Determine the number of lines in the entries below in which the word "options" appears, and reply with that number only.

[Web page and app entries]
####

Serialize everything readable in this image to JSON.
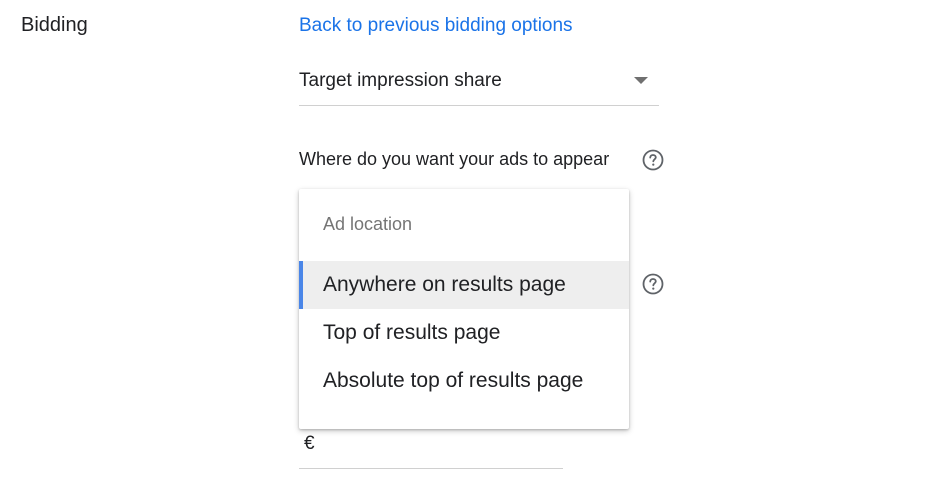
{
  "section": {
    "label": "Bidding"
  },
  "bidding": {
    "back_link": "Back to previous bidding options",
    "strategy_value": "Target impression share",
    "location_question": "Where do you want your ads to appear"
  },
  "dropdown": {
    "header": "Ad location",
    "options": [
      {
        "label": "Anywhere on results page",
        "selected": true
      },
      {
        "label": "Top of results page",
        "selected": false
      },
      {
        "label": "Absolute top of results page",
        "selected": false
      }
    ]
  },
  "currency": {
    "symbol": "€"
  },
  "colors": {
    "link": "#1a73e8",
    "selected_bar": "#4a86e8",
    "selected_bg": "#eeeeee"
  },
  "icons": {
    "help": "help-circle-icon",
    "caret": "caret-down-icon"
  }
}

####

SOLUTION TO THE PROBLEM:
2